[[ Data for review, beginning ]]
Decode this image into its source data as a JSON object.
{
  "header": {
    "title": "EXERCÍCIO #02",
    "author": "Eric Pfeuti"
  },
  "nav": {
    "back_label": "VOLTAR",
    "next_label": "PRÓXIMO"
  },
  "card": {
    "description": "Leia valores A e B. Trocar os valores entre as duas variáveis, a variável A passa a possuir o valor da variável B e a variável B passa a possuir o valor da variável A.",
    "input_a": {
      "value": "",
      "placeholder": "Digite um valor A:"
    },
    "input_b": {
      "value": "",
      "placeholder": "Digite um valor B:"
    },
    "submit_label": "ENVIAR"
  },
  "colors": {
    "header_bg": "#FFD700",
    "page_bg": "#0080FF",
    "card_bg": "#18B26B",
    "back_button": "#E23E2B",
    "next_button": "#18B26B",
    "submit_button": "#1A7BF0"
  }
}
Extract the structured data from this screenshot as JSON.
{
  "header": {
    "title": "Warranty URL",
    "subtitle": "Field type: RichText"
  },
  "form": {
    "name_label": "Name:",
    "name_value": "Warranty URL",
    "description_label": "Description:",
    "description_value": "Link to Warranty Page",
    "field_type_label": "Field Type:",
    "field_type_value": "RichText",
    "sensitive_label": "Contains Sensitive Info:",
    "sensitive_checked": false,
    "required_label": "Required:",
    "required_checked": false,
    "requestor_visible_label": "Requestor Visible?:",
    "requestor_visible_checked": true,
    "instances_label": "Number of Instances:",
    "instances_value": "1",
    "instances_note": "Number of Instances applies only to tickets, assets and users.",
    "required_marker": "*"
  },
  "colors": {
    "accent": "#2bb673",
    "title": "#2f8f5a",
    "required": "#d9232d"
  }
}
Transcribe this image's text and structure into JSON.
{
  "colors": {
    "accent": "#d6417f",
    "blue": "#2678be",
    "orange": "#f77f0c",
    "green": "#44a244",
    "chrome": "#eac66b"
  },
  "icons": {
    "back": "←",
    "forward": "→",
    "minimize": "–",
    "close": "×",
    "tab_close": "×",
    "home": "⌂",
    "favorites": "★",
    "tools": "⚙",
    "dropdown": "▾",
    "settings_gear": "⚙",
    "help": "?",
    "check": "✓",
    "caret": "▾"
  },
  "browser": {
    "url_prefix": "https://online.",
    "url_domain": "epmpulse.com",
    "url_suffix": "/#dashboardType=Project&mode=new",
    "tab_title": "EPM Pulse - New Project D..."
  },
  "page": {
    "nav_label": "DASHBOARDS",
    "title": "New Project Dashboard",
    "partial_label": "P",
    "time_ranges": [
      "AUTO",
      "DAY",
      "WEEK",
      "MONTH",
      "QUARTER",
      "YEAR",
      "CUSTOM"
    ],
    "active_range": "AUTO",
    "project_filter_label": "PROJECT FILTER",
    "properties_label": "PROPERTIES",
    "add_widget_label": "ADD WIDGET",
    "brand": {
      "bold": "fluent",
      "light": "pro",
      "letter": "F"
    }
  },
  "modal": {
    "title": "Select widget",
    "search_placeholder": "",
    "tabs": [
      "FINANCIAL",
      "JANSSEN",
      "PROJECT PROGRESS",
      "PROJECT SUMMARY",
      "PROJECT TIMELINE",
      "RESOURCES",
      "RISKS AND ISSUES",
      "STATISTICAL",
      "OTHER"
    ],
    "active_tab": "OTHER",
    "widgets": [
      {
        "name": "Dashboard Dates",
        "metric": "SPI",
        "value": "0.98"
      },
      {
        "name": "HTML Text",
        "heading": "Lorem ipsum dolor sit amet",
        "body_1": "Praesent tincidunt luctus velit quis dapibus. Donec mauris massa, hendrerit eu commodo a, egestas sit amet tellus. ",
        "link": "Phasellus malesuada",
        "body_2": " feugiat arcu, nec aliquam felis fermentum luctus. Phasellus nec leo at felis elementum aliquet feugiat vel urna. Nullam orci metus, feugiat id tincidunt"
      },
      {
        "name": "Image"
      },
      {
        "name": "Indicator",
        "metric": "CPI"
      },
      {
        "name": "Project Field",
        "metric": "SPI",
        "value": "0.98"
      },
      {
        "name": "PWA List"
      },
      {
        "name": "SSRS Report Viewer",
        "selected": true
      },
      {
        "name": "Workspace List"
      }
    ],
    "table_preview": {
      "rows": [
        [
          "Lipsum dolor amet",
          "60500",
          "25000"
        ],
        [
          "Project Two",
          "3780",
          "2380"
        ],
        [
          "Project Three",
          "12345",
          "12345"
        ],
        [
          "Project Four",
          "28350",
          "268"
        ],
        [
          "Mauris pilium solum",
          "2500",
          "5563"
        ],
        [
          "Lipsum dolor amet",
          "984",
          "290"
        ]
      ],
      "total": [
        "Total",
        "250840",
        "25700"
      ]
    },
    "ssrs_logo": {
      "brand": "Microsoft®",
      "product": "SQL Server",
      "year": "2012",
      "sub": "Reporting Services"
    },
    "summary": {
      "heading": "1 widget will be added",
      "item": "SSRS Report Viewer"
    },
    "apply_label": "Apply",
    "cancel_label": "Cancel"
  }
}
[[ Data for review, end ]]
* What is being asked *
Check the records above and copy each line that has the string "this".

* Exercise result *
Decode this image into its source data as a JSON object.
Extract the structured data from this screenshot as JSON.
Transcribe this image's text and structure into JSON.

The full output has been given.